ABSTRACT: Abstract: The function of green infrastructure (GI) in mitigating urban flooding is extensively recognized. In China, GI establishment has been expected to primarily provide recreational space, given the high population density of Chinese cities. The “7.12” rainstorm disaster in Beijing in 2012 put urban flooding issues high on the political agenda. In 2014, the central government initiated the national Sponge City program (2015-2030), which called on dozens of pilot cities to improve both grey and green infrastructure to reduce urban flooding. This is the first time GI was officially identified as an urban stormwater management approach. Two general categories of GI are proposed in this program: sunken ground greenspace (10-20cm lower than the ground level); and green roofs. Most pilot cities have GI targets set by municipal technological guidelines, some even as high as 60% of sunken greenspace (out of all ground-level greenspace) and 50% for green roofs.In the past three years of the Sponge City program, the roof greening rate has not increased by much, and the sunken greenspace has been controversial. Here we examine the gap that has emerged between policy goals and reality, and explore its causes. We find that misunderstandings about how the GI provides stormwater management functions and a lack of trans-disciplinary collaboration among landscape ecologists, landscape architects, and urban managers and planners are the main barriers to meeting Sponge City goals. In order to make GI function efficiently, we suggest more emphasis of correctly identifying the ecological roles of GI, while fostering substantial collaboration to better design urban GI to meet multiple aesthetic and ecological functional goals.

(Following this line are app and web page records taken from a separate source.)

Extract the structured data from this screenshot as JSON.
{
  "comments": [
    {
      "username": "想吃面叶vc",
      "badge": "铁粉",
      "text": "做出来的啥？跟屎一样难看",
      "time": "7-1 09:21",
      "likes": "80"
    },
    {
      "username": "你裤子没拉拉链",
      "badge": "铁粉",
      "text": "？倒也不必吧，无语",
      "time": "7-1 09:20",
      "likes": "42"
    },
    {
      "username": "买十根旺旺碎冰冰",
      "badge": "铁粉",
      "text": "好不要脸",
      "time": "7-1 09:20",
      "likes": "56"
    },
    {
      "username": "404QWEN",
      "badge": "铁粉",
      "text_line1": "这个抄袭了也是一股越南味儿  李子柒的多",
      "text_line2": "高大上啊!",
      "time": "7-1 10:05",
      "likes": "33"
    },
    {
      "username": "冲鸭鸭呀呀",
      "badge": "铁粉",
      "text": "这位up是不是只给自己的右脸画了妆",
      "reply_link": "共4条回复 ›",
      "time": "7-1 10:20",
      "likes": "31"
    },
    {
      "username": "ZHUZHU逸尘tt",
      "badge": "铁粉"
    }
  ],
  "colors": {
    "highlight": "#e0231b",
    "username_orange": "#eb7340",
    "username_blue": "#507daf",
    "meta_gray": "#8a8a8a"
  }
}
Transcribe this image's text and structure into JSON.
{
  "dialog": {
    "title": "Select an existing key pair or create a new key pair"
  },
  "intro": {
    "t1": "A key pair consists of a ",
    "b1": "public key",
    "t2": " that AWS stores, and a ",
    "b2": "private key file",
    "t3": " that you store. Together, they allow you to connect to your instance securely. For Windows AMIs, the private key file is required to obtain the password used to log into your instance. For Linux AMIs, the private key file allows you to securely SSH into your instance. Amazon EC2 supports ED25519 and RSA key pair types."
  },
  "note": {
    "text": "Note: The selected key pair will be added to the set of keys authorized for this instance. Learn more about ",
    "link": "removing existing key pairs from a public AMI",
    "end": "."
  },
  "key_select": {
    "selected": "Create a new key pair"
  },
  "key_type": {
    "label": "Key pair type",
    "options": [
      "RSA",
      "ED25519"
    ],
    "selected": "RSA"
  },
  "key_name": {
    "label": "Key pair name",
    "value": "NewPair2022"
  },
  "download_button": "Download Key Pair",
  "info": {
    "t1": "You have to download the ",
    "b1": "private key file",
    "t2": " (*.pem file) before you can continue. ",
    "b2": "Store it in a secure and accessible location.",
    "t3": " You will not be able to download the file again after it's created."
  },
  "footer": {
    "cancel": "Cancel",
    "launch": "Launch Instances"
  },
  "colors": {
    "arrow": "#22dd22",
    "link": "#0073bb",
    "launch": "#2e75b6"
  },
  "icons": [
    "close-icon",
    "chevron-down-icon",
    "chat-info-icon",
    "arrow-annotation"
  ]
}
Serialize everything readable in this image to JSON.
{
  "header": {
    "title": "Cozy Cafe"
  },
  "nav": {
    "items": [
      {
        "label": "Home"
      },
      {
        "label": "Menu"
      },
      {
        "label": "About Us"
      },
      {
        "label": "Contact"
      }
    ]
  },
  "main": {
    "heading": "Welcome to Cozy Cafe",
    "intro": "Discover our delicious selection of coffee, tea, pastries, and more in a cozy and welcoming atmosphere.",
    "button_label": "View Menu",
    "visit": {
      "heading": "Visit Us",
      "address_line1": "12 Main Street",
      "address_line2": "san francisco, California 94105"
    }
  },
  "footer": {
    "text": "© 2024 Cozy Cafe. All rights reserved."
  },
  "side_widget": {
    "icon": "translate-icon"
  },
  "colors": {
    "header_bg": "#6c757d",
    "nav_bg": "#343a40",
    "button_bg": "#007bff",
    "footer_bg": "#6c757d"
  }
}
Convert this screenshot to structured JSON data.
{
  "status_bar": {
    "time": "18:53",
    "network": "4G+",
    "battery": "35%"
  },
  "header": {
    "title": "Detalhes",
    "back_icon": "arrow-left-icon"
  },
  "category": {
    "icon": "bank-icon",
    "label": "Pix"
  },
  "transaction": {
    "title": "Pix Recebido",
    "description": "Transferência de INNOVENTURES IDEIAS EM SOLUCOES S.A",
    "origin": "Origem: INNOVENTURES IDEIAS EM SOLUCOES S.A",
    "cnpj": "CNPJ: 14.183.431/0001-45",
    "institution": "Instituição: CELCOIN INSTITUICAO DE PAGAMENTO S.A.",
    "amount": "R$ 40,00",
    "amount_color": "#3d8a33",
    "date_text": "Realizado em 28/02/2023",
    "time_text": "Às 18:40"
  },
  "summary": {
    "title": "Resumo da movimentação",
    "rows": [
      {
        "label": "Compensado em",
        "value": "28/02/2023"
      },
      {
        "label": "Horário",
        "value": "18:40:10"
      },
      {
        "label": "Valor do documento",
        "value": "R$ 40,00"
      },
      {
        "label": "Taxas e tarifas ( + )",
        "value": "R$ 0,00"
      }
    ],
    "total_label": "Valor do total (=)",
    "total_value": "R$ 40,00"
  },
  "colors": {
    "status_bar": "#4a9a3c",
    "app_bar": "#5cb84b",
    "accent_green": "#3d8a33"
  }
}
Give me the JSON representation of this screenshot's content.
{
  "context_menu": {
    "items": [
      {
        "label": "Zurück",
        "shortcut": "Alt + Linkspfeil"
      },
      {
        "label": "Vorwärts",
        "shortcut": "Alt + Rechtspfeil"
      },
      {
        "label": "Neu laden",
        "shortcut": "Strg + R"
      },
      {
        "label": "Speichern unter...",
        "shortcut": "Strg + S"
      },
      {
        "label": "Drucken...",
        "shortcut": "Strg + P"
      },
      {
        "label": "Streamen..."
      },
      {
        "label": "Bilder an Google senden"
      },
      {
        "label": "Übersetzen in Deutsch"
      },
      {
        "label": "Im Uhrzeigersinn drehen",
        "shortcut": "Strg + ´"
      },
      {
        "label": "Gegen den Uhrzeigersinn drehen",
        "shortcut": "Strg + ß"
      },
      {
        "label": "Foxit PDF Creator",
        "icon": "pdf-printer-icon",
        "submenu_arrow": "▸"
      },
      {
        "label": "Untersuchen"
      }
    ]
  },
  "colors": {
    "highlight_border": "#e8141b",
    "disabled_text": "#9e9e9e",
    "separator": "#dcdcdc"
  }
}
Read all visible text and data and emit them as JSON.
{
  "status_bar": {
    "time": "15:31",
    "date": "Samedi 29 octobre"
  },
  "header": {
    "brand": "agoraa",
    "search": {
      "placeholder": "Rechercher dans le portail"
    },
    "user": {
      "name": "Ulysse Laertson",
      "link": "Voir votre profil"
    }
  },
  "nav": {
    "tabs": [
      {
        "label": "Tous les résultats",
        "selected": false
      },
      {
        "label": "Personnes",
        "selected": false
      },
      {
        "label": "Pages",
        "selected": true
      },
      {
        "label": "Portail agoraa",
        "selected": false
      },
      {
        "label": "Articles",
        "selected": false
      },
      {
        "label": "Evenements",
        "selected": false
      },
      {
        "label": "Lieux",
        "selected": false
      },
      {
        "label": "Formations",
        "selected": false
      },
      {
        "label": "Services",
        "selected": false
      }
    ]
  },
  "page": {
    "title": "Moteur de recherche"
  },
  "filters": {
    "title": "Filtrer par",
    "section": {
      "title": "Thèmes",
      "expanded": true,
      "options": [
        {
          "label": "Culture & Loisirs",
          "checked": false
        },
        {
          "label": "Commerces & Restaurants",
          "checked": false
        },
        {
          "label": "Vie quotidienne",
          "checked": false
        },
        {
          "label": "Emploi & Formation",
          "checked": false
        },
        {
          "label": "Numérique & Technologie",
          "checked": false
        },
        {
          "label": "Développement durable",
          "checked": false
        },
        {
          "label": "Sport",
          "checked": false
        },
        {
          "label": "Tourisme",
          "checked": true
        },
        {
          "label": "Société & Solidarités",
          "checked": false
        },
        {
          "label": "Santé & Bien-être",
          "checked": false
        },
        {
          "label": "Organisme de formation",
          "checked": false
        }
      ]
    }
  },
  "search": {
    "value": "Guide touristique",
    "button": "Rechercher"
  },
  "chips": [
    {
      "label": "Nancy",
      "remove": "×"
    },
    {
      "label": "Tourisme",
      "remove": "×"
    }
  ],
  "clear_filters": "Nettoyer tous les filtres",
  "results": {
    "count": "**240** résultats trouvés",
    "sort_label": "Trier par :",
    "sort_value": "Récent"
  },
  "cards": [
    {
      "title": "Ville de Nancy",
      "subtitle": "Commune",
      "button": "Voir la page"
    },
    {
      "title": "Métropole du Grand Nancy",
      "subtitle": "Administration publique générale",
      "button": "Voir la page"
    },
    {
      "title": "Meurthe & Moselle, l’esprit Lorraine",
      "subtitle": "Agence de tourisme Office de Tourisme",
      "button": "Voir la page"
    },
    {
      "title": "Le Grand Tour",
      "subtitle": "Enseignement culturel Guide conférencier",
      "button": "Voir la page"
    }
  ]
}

Monday April 9, 2018 5:30pm - 7:00pm CDT
Monroe Room

Attendees (1)